*** SUPPLIED MATERIAL Section Begins ***
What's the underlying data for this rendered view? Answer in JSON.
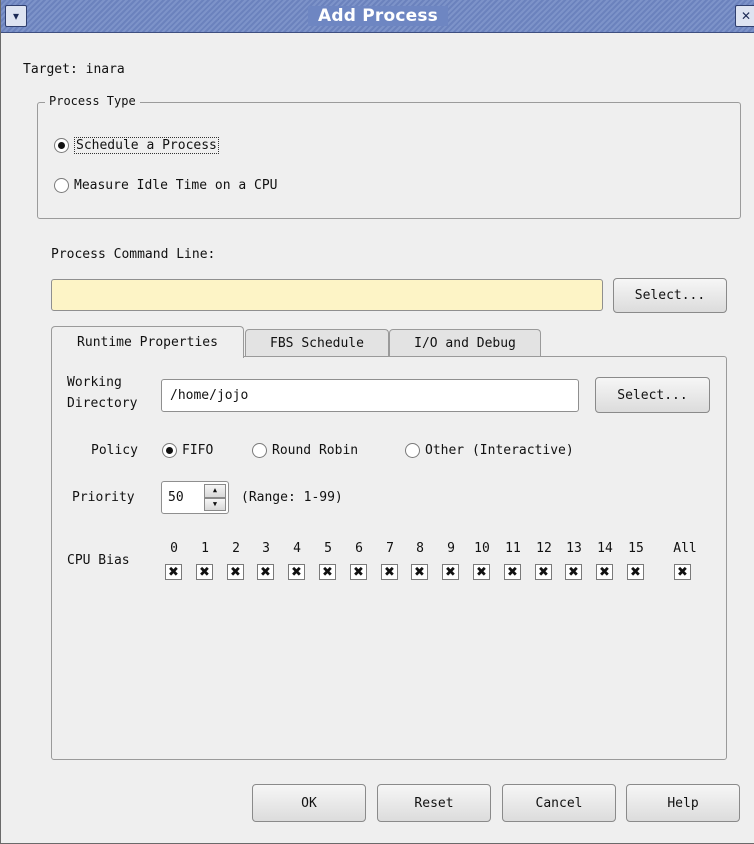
{
  "window": {
    "title": "Add Process"
  },
  "target": {
    "text": "Target: inara"
  },
  "process_type": {
    "legend": "Process Type",
    "options": [
      "Schedule a Process",
      "Measure Idle Time on a CPU"
    ],
    "selected": "Schedule a Process"
  },
  "command": {
    "label": "Process Command Line:",
    "value": "",
    "select_label": "Select..."
  },
  "tabs": [
    "Runtime Properties",
    "FBS Schedule",
    "I/O and Debug"
  ],
  "active_tab": "Runtime Properties",
  "runtime": {
    "wd_label_1": "Working",
    "wd_label_2": "Directory",
    "wd_value": "/home/jojo",
    "wd_select_label": "Select...",
    "policy_label": "Policy",
    "policy_options": [
      "FIFO",
      "Round Robin",
      "Other (Interactive)"
    ],
    "policy_selected": "FIFO",
    "priority_label": "Priority",
    "priority_value": "50",
    "priority_range": "(Range: 1-99)",
    "cpu_bias_label": "CPU Bias",
    "cpus": [
      "0",
      "1",
      "2",
      "3",
      "4",
      "5",
      "6",
      "7",
      "8",
      "9",
      "10",
      "11",
      "12",
      "13",
      "14",
      "15"
    ],
    "all_label": "All",
    "check_mark": "✖"
  },
  "buttons": {
    "ok": "OK",
    "reset": "Reset",
    "cancel": "Cancel",
    "help": "Help"
  },
  "icons": {
    "menu": "chevron-down-icon",
    "close": "close-icon"
  }
}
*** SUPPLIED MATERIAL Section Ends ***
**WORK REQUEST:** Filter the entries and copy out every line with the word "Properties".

**RESULT FOR THIS EXERCISE:**
    "Runtime Properties",
  "active_tab": "Runtime Properties",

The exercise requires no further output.